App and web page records
···

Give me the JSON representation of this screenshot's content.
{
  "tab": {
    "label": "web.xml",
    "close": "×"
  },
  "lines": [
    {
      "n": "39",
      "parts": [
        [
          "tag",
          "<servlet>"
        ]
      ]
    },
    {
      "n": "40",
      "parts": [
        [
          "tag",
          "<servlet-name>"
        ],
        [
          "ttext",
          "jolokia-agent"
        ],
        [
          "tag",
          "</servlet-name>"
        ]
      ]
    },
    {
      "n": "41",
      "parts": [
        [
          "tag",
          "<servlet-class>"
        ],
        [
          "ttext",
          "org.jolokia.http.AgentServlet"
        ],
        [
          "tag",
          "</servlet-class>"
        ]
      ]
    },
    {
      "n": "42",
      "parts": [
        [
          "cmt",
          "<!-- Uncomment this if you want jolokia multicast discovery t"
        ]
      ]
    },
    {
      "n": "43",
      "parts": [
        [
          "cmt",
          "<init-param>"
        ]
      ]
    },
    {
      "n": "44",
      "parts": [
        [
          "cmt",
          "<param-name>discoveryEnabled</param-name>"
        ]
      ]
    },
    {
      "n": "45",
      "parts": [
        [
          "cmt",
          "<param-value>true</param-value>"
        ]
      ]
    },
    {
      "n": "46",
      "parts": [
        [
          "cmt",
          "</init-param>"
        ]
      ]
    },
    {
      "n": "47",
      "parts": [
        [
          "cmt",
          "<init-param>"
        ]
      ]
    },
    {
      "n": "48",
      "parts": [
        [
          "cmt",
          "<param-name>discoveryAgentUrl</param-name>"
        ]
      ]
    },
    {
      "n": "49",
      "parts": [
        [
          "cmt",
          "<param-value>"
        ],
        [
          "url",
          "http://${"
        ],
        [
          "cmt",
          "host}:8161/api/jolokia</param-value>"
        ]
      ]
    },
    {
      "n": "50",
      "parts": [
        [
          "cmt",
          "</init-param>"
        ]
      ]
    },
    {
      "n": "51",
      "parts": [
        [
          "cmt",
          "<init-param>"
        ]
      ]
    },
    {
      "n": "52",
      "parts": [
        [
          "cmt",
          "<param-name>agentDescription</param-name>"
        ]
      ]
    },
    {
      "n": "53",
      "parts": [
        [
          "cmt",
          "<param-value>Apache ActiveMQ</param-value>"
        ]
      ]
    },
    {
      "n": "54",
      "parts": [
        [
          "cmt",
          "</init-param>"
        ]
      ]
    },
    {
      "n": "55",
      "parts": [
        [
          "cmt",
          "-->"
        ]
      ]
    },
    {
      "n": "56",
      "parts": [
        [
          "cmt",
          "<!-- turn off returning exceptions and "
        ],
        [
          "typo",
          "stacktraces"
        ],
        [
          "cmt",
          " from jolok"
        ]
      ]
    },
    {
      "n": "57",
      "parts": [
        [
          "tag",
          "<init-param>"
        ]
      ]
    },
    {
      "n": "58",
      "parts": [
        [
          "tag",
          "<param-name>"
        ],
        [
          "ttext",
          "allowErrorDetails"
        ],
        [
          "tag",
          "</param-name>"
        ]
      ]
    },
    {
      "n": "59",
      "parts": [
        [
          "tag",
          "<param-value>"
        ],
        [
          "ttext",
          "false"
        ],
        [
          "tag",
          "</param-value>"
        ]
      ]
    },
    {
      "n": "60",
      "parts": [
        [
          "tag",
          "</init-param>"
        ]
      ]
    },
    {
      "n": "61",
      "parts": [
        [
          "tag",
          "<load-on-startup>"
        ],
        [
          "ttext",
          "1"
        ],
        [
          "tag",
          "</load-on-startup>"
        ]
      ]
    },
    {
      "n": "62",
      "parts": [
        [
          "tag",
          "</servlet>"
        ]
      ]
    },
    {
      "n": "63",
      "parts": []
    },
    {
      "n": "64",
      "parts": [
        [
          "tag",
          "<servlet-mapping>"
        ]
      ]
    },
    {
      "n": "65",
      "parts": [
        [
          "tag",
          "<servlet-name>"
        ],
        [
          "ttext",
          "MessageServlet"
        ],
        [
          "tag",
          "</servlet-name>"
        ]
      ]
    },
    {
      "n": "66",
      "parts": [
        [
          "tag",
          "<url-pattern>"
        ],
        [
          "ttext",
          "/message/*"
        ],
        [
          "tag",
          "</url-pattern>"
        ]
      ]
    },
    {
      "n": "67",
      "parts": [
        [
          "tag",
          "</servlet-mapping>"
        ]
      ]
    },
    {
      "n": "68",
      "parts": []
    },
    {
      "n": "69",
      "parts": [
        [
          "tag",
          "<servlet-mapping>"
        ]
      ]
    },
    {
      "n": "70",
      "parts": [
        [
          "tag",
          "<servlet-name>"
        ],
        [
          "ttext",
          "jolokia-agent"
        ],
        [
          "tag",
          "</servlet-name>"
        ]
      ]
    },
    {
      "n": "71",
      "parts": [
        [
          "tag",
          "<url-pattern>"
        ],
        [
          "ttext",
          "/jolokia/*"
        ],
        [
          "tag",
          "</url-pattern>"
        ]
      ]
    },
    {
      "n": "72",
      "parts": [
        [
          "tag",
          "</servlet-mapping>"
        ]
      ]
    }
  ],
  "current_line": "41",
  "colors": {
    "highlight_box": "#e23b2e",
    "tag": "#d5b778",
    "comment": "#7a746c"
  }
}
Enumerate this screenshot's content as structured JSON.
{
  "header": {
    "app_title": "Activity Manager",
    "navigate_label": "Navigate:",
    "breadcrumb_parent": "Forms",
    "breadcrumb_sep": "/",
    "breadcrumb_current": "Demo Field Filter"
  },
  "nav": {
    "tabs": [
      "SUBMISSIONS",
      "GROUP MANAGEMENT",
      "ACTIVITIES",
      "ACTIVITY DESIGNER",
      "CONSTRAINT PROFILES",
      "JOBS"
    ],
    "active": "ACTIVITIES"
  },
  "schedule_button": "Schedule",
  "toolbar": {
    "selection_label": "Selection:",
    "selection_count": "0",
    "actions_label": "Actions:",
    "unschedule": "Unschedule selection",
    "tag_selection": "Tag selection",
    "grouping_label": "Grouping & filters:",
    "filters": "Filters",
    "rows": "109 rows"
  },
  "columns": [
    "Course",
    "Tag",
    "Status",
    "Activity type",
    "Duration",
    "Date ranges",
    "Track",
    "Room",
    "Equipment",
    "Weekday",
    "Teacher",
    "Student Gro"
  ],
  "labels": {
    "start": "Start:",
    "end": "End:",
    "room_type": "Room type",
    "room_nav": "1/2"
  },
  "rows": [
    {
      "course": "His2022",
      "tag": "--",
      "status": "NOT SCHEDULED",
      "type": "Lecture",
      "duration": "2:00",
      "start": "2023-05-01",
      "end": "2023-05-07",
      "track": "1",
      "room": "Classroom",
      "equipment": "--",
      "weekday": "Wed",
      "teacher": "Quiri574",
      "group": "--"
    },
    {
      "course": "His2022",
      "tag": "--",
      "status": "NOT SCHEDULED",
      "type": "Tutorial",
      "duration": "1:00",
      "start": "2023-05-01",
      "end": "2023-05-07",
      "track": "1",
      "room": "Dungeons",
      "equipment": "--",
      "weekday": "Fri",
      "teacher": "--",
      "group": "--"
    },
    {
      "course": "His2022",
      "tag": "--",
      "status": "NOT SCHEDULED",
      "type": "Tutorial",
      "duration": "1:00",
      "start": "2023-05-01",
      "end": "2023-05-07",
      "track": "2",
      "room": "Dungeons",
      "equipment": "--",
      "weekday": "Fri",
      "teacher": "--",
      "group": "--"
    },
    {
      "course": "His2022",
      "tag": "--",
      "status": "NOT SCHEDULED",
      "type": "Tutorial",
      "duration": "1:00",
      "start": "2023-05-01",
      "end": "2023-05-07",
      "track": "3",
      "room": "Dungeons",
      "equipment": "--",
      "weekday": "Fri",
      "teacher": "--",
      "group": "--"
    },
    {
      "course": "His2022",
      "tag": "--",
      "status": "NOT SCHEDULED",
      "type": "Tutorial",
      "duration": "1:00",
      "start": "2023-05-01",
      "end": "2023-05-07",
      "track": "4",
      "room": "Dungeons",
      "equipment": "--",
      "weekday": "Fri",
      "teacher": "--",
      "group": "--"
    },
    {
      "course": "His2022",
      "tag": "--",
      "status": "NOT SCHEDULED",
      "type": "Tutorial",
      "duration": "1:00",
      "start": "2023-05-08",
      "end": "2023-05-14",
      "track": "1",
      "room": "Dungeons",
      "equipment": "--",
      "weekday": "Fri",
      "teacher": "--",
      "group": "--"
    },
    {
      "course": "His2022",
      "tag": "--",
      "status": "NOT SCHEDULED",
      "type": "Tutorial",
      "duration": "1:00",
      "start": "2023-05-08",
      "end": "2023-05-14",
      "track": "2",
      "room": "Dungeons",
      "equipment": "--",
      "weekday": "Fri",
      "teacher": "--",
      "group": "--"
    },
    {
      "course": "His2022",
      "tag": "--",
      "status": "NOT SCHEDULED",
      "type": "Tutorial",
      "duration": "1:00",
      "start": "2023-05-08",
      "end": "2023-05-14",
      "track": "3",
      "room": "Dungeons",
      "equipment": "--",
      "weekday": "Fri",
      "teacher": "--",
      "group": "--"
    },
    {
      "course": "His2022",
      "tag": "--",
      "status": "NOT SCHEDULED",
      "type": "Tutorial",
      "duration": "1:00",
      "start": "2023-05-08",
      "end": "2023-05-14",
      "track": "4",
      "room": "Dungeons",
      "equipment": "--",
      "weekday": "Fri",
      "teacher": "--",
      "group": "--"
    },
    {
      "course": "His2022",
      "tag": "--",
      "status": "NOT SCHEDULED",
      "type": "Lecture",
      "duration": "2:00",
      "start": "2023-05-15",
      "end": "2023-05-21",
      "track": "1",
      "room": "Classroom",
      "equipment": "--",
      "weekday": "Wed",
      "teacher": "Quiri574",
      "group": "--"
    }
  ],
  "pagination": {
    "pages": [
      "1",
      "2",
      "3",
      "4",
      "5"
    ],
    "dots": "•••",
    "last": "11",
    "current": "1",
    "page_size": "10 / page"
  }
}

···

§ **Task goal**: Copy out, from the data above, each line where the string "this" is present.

§ **Written response**:
Give me the JSON representation of this screenshot's content.
          "<!-- Uncomment this if you want jolokia multicast discovery t"
Enumerate this screenshot's content as structured JSON.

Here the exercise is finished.